### WHAT THIS TASK INVOLVES:
Look through the entries below and count the lines that contain "screenshot". Reply with that number only.

#### DATA FOR ANALYSIS ####

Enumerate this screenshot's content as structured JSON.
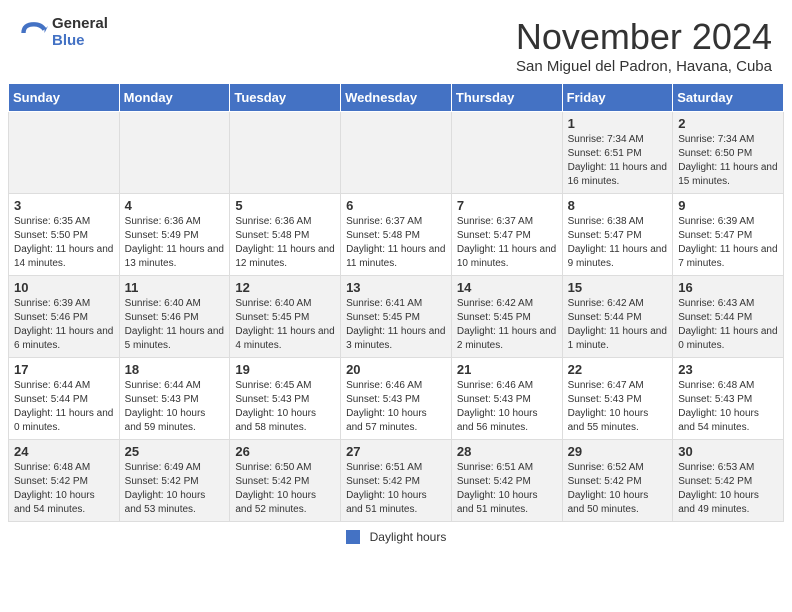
{
  "header": {
    "logo_general": "General",
    "logo_blue": "Blue",
    "month_title": "November 2024",
    "subtitle": "San Miguel del Padron, Havana, Cuba"
  },
  "weekdays": [
    "Sunday",
    "Monday",
    "Tuesday",
    "Wednesday",
    "Thursday",
    "Friday",
    "Saturday"
  ],
  "weeks": [
    [
      {
        "day": "",
        "info": ""
      },
      {
        "day": "",
        "info": ""
      },
      {
        "day": "",
        "info": ""
      },
      {
        "day": "",
        "info": ""
      },
      {
        "day": "",
        "info": ""
      },
      {
        "day": "1",
        "info": "Sunrise: 7:34 AM\nSunset: 6:51 PM\nDaylight: 11 hours and 16 minutes."
      },
      {
        "day": "2",
        "info": "Sunrise: 7:34 AM\nSunset: 6:50 PM\nDaylight: 11 hours and 15 minutes."
      }
    ],
    [
      {
        "day": "3",
        "info": "Sunrise: 6:35 AM\nSunset: 5:50 PM\nDaylight: 11 hours and 14 minutes."
      },
      {
        "day": "4",
        "info": "Sunrise: 6:36 AM\nSunset: 5:49 PM\nDaylight: 11 hours and 13 minutes."
      },
      {
        "day": "5",
        "info": "Sunrise: 6:36 AM\nSunset: 5:48 PM\nDaylight: 11 hours and 12 minutes."
      },
      {
        "day": "6",
        "info": "Sunrise: 6:37 AM\nSunset: 5:48 PM\nDaylight: 11 hours and 11 minutes."
      },
      {
        "day": "7",
        "info": "Sunrise: 6:37 AM\nSunset: 5:47 PM\nDaylight: 11 hours and 10 minutes."
      },
      {
        "day": "8",
        "info": "Sunrise: 6:38 AM\nSunset: 5:47 PM\nDaylight: 11 hours and 9 minutes."
      },
      {
        "day": "9",
        "info": "Sunrise: 6:39 AM\nSunset: 5:47 PM\nDaylight: 11 hours and 7 minutes."
      }
    ],
    [
      {
        "day": "10",
        "info": "Sunrise: 6:39 AM\nSunset: 5:46 PM\nDaylight: 11 hours and 6 minutes."
      },
      {
        "day": "11",
        "info": "Sunrise: 6:40 AM\nSunset: 5:46 PM\nDaylight: 11 hours and 5 minutes."
      },
      {
        "day": "12",
        "info": "Sunrise: 6:40 AM\nSunset: 5:45 PM\nDaylight: 11 hours and 4 minutes."
      },
      {
        "day": "13",
        "info": "Sunrise: 6:41 AM\nSunset: 5:45 PM\nDaylight: 11 hours and 3 minutes."
      },
      {
        "day": "14",
        "info": "Sunrise: 6:42 AM\nSunset: 5:45 PM\nDaylight: 11 hours and 2 minutes."
      },
      {
        "day": "15",
        "info": "Sunrise: 6:42 AM\nSunset: 5:44 PM\nDaylight: 11 hours and 1 minute."
      },
      {
        "day": "16",
        "info": "Sunrise: 6:43 AM\nSunset: 5:44 PM\nDaylight: 11 hours and 0 minutes."
      }
    ],
    [
      {
        "day": "17",
        "info": "Sunrise: 6:44 AM\nSunset: 5:44 PM\nDaylight: 11 hours and 0 minutes."
      },
      {
        "day": "18",
        "info": "Sunrise: 6:44 AM\nSunset: 5:43 PM\nDaylight: 10 hours and 59 minutes."
      },
      {
        "day": "19",
        "info": "Sunrise: 6:45 AM\nSunset: 5:43 PM\nDaylight: 10 hours and 58 minutes."
      },
      {
        "day": "20",
        "info": "Sunrise: 6:46 AM\nSunset: 5:43 PM\nDaylight: 10 hours and 57 minutes."
      },
      {
        "day": "21",
        "info": "Sunrise: 6:46 AM\nSunset: 5:43 PM\nDaylight: 10 hours and 56 minutes."
      },
      {
        "day": "22",
        "info": "Sunrise: 6:47 AM\nSunset: 5:43 PM\nDaylight: 10 hours and 55 minutes."
      },
      {
        "day": "23",
        "info": "Sunrise: 6:48 AM\nSunset: 5:43 PM\nDaylight: 10 hours and 54 minutes."
      }
    ],
    [
      {
        "day": "24",
        "info": "Sunrise: 6:48 AM\nSunset: 5:42 PM\nDaylight: 10 hours and 54 minutes."
      },
      {
        "day": "25",
        "info": "Sunrise: 6:49 AM\nSunset: 5:42 PM\nDaylight: 10 hours and 53 minutes."
      },
      {
        "day": "26",
        "info": "Sunrise: 6:50 AM\nSunset: 5:42 PM\nDaylight: 10 hours and 52 minutes."
      },
      {
        "day": "27",
        "info": "Sunrise: 6:51 AM\nSunset: 5:42 PM\nDaylight: 10 hours and 51 minutes."
      },
      {
        "day": "28",
        "info": "Sunrise: 6:51 AM\nSunset: 5:42 PM\nDaylight: 10 hours and 51 minutes."
      },
      {
        "day": "29",
        "info": "Sunrise: 6:52 AM\nSunset: 5:42 PM\nDaylight: 10 hours and 50 minutes."
      },
      {
        "day": "30",
        "info": "Sunrise: 6:53 AM\nSunset: 5:42 PM\nDaylight: 10 hours and 49 minutes."
      }
    ]
  ],
  "footer": {
    "legend_label": "Daylight hours"
  }
}
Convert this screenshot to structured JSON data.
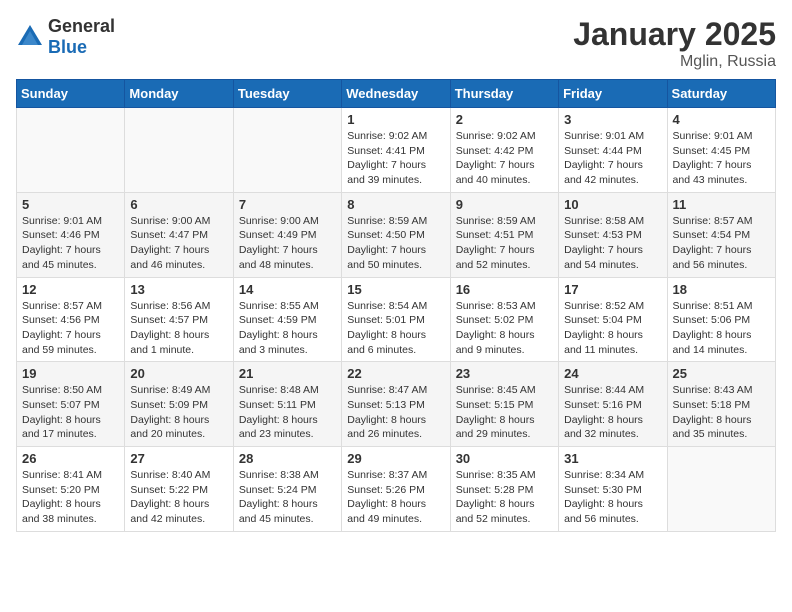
{
  "header": {
    "logo_general": "General",
    "logo_blue": "Blue",
    "title": "January 2025",
    "location": "Mglin, Russia"
  },
  "days_of_week": [
    "Sunday",
    "Monday",
    "Tuesday",
    "Wednesday",
    "Thursday",
    "Friday",
    "Saturday"
  ],
  "weeks": [
    [
      {
        "day": "",
        "info": ""
      },
      {
        "day": "",
        "info": ""
      },
      {
        "day": "",
        "info": ""
      },
      {
        "day": "1",
        "info": "Sunrise: 9:02 AM\nSunset: 4:41 PM\nDaylight: 7 hours\nand 39 minutes."
      },
      {
        "day": "2",
        "info": "Sunrise: 9:02 AM\nSunset: 4:42 PM\nDaylight: 7 hours\nand 40 minutes."
      },
      {
        "day": "3",
        "info": "Sunrise: 9:01 AM\nSunset: 4:44 PM\nDaylight: 7 hours\nand 42 minutes."
      },
      {
        "day": "4",
        "info": "Sunrise: 9:01 AM\nSunset: 4:45 PM\nDaylight: 7 hours\nand 43 minutes."
      }
    ],
    [
      {
        "day": "5",
        "info": "Sunrise: 9:01 AM\nSunset: 4:46 PM\nDaylight: 7 hours\nand 45 minutes."
      },
      {
        "day": "6",
        "info": "Sunrise: 9:00 AM\nSunset: 4:47 PM\nDaylight: 7 hours\nand 46 minutes."
      },
      {
        "day": "7",
        "info": "Sunrise: 9:00 AM\nSunset: 4:49 PM\nDaylight: 7 hours\nand 48 minutes."
      },
      {
        "day": "8",
        "info": "Sunrise: 8:59 AM\nSunset: 4:50 PM\nDaylight: 7 hours\nand 50 minutes."
      },
      {
        "day": "9",
        "info": "Sunrise: 8:59 AM\nSunset: 4:51 PM\nDaylight: 7 hours\nand 52 minutes."
      },
      {
        "day": "10",
        "info": "Sunrise: 8:58 AM\nSunset: 4:53 PM\nDaylight: 7 hours\nand 54 minutes."
      },
      {
        "day": "11",
        "info": "Sunrise: 8:57 AM\nSunset: 4:54 PM\nDaylight: 7 hours\nand 56 minutes."
      }
    ],
    [
      {
        "day": "12",
        "info": "Sunrise: 8:57 AM\nSunset: 4:56 PM\nDaylight: 7 hours\nand 59 minutes."
      },
      {
        "day": "13",
        "info": "Sunrise: 8:56 AM\nSunset: 4:57 PM\nDaylight: 8 hours\nand 1 minute."
      },
      {
        "day": "14",
        "info": "Sunrise: 8:55 AM\nSunset: 4:59 PM\nDaylight: 8 hours\nand 3 minutes."
      },
      {
        "day": "15",
        "info": "Sunrise: 8:54 AM\nSunset: 5:01 PM\nDaylight: 8 hours\nand 6 minutes."
      },
      {
        "day": "16",
        "info": "Sunrise: 8:53 AM\nSunset: 5:02 PM\nDaylight: 8 hours\nand 9 minutes."
      },
      {
        "day": "17",
        "info": "Sunrise: 8:52 AM\nSunset: 5:04 PM\nDaylight: 8 hours\nand 11 minutes."
      },
      {
        "day": "18",
        "info": "Sunrise: 8:51 AM\nSunset: 5:06 PM\nDaylight: 8 hours\nand 14 minutes."
      }
    ],
    [
      {
        "day": "19",
        "info": "Sunrise: 8:50 AM\nSunset: 5:07 PM\nDaylight: 8 hours\nand 17 minutes."
      },
      {
        "day": "20",
        "info": "Sunrise: 8:49 AM\nSunset: 5:09 PM\nDaylight: 8 hours\nand 20 minutes."
      },
      {
        "day": "21",
        "info": "Sunrise: 8:48 AM\nSunset: 5:11 PM\nDaylight: 8 hours\nand 23 minutes."
      },
      {
        "day": "22",
        "info": "Sunrise: 8:47 AM\nSunset: 5:13 PM\nDaylight: 8 hours\nand 26 minutes."
      },
      {
        "day": "23",
        "info": "Sunrise: 8:45 AM\nSunset: 5:15 PM\nDaylight: 8 hours\nand 29 minutes."
      },
      {
        "day": "24",
        "info": "Sunrise: 8:44 AM\nSunset: 5:16 PM\nDaylight: 8 hours\nand 32 minutes."
      },
      {
        "day": "25",
        "info": "Sunrise: 8:43 AM\nSunset: 5:18 PM\nDaylight: 8 hours\nand 35 minutes."
      }
    ],
    [
      {
        "day": "26",
        "info": "Sunrise: 8:41 AM\nSunset: 5:20 PM\nDaylight: 8 hours\nand 38 minutes."
      },
      {
        "day": "27",
        "info": "Sunrise: 8:40 AM\nSunset: 5:22 PM\nDaylight: 8 hours\nand 42 minutes."
      },
      {
        "day": "28",
        "info": "Sunrise: 8:38 AM\nSunset: 5:24 PM\nDaylight: 8 hours\nand 45 minutes."
      },
      {
        "day": "29",
        "info": "Sunrise: 8:37 AM\nSunset: 5:26 PM\nDaylight: 8 hours\nand 49 minutes."
      },
      {
        "day": "30",
        "info": "Sunrise: 8:35 AM\nSunset: 5:28 PM\nDaylight: 8 hours\nand 52 minutes."
      },
      {
        "day": "31",
        "info": "Sunrise: 8:34 AM\nSunset: 5:30 PM\nDaylight: 8 hours\nand 56 minutes."
      },
      {
        "day": "",
        "info": ""
      }
    ]
  ]
}
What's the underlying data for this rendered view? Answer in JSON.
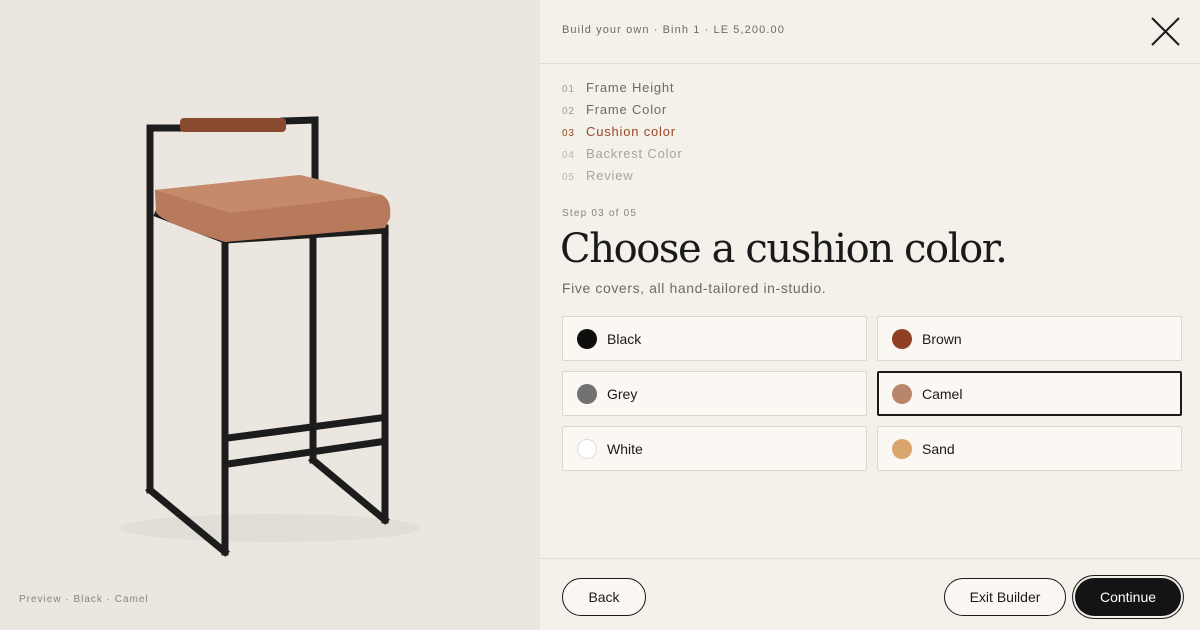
{
  "preview": {
    "caption": "Preview · Black · Camel",
    "frame_color": "#1c1c1c",
    "cushion_color": "#b87a5c",
    "backrest_color": "#8a4a30"
  },
  "header": {
    "breadcrumb": "Build your own · Binh 1 · LE 5,200.00"
  },
  "steps": [
    {
      "num": "01",
      "label": "Frame Height",
      "state": "done"
    },
    {
      "num": "02",
      "label": "Frame Color",
      "state": "done"
    },
    {
      "num": "03",
      "label": "Cushion color",
      "state": "active"
    },
    {
      "num": "04",
      "label": "Backrest Color",
      "state": "upcoming"
    },
    {
      "num": "05",
      "label": "Review",
      "state": "upcoming"
    }
  ],
  "main": {
    "step_count": "Step 03 of 05",
    "title": "Choose a cushion color.",
    "subtitle": "Five covers, all hand-tailored in-studio."
  },
  "options": [
    {
      "label": "Black",
      "color": "#0e0e0e",
      "selected": false
    },
    {
      "label": "Brown",
      "color": "#8f3f24",
      "selected": false
    },
    {
      "label": "Grey",
      "color": "#727272",
      "selected": false
    },
    {
      "label": "Camel",
      "color": "#b8866a",
      "selected": true
    },
    {
      "label": "White",
      "color": "#ffffff",
      "selected": false
    },
    {
      "label": "Sand",
      "color": "#d9a56c",
      "selected": false
    }
  ],
  "footer": {
    "back_label": "Back",
    "exit_label": "Exit Builder",
    "continue_label": "Continue"
  }
}
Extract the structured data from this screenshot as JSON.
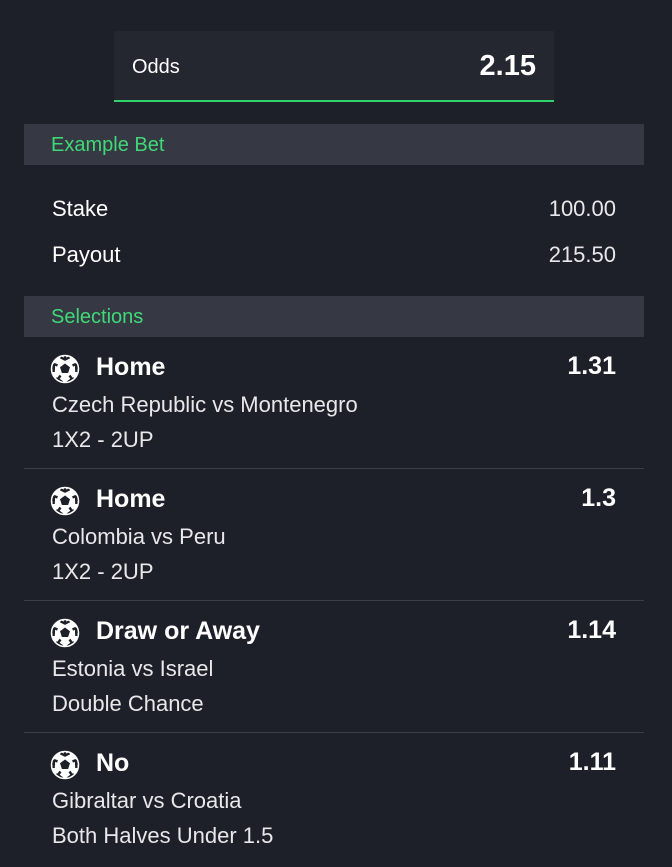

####

### PROBLEM SOLUTION:
3